Publish date: 2016-06-29
 
Hystrix It. J. Mamm. 2016;27(1)
KEYWORDS
ABSTRACT

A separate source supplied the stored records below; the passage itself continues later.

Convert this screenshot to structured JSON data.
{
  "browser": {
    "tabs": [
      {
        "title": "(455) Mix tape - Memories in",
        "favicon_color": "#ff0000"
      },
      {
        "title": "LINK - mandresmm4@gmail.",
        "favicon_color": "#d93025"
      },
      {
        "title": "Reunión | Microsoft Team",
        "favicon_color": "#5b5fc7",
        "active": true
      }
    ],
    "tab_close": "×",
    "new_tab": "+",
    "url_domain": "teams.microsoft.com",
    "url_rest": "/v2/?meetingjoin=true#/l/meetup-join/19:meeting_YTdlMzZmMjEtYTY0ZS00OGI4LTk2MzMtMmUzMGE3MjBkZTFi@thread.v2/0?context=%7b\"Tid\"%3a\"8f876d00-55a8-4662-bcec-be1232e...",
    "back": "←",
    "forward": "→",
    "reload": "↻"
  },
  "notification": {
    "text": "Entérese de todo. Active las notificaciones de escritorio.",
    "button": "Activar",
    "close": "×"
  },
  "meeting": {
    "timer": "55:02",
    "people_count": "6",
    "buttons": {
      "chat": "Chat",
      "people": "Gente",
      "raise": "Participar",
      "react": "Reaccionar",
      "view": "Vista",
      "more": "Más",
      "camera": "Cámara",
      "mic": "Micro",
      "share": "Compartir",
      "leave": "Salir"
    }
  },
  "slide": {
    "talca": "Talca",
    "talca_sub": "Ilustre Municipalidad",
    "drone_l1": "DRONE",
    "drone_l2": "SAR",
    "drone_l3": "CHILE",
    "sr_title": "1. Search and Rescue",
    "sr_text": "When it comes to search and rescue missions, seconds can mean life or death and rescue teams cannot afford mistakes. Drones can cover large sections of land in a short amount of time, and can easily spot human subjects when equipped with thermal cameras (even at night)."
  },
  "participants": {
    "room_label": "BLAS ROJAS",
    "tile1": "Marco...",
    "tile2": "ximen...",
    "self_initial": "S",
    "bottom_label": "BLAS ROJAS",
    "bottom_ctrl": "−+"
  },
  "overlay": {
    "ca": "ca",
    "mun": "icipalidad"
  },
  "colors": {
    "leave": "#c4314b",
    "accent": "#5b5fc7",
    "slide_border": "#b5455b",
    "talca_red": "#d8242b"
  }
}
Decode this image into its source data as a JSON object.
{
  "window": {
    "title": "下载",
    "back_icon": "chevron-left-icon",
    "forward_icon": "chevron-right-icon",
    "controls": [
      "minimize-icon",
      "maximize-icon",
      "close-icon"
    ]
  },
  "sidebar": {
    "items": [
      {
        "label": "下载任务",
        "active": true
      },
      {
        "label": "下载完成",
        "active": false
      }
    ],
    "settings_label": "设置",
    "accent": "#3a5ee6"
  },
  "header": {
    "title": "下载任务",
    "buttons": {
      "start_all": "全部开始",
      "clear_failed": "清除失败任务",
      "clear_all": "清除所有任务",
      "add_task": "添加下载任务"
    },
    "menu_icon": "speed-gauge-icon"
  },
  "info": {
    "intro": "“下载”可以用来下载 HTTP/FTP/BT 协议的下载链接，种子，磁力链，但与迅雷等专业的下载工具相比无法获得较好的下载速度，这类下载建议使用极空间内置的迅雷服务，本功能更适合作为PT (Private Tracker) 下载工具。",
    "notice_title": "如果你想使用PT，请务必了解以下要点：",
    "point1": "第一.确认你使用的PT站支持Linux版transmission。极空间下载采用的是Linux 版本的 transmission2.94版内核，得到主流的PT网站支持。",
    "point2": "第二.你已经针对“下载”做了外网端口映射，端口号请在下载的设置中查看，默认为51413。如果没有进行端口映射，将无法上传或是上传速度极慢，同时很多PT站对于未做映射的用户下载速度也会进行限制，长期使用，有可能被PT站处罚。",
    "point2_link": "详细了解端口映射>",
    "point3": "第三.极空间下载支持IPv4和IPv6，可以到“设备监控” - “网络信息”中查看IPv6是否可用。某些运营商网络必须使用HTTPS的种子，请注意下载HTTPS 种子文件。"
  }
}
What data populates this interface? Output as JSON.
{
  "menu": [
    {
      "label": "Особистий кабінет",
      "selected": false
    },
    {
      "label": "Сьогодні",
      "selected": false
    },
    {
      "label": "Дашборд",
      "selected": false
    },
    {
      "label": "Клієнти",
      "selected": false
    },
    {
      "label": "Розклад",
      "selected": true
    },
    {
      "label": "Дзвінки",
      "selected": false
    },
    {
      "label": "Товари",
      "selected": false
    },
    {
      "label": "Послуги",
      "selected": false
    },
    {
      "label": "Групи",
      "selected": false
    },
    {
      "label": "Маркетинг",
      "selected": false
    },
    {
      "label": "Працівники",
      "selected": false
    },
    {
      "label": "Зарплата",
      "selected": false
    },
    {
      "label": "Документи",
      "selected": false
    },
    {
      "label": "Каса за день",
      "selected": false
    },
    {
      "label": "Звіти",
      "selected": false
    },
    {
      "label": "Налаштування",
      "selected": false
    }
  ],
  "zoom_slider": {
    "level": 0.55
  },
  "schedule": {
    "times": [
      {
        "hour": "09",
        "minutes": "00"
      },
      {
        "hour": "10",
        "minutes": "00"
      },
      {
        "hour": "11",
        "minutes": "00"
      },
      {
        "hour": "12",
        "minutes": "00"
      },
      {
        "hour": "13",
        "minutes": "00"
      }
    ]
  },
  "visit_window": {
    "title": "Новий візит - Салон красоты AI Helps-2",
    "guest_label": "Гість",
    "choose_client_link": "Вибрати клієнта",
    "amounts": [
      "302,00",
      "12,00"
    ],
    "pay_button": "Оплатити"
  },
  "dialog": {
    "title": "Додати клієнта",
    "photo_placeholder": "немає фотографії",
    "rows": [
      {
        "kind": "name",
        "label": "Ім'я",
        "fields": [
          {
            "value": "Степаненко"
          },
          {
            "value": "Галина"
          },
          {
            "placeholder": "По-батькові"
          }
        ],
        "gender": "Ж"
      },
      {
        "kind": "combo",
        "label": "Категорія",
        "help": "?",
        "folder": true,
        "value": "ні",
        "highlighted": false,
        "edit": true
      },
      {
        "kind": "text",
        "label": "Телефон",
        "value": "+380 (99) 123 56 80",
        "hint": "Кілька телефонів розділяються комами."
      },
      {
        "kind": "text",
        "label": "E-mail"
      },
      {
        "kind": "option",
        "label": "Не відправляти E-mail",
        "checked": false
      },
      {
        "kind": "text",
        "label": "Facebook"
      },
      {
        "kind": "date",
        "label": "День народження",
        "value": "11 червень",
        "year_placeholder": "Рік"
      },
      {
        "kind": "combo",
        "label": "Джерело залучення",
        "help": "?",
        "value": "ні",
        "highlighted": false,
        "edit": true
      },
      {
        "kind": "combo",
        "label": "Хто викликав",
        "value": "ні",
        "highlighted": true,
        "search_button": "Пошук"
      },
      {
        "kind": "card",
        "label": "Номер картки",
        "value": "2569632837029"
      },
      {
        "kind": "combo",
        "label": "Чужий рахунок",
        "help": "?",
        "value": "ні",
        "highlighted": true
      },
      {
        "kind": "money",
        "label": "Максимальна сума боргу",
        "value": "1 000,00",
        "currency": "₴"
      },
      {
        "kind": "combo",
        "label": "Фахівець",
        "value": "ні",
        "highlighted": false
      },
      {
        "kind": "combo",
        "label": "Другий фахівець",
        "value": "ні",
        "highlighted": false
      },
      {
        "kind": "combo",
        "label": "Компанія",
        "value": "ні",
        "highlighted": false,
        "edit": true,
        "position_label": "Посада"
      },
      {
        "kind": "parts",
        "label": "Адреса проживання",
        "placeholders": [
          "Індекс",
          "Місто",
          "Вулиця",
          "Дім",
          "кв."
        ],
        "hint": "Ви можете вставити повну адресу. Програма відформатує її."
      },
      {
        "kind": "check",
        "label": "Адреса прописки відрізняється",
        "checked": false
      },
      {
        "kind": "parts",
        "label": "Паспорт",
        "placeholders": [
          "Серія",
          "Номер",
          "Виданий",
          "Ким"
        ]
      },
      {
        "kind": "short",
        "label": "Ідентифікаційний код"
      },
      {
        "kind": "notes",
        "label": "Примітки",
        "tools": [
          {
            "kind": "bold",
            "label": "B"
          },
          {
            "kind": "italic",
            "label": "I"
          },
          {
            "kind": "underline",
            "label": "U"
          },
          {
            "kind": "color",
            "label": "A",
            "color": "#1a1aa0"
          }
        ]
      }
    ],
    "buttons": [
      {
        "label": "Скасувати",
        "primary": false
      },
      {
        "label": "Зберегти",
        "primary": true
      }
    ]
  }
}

Species distribution models were used to predict bat species richness across southern Africaand drivers of these spatial patterns. We also identified species richness within each biotic zone and the distributions of species considered of high conservation priority. We used this information to highlight conservation priorities for bats in southern Africa (defined here as between the latitudes of 8°S, slightly north of Zambia, to the southern tip of Africa 34°S, an area of approximately 9,781,840 km2). We used Maximum entropy modelling (Maxent) to model habitat suitability for 58 bat species in order to determine the key eco-geographical variables influencing their distributions. The potential distribution of each bat species was affected by different eco-geographic variables but in general, water availability (both temporary and permanent), seasonal precipitation, vegetation and karst (caves/limestone) areas were the most important factors. The highest levels of species richness were found mainly in the eastern dry savanna area and some areas of wet savanna. Of the species considered to be of high priority due to a combination of restricted distributions or niches and/or endemism (7 fruit bats, 23 cave-dwellers, 18 endemic and near-endemic, 14 niche-restricted and 15 range-restricted), nine species were considered to be at most risk. We found that range-restricted species were commonly found in areas with low species richness; therefore, conservation decisions need to take into account not only species richness but also species considered to be particularly vulnerable across the biogeographical area of interest.

eISSN:1825-5272
ISSN:0394-1914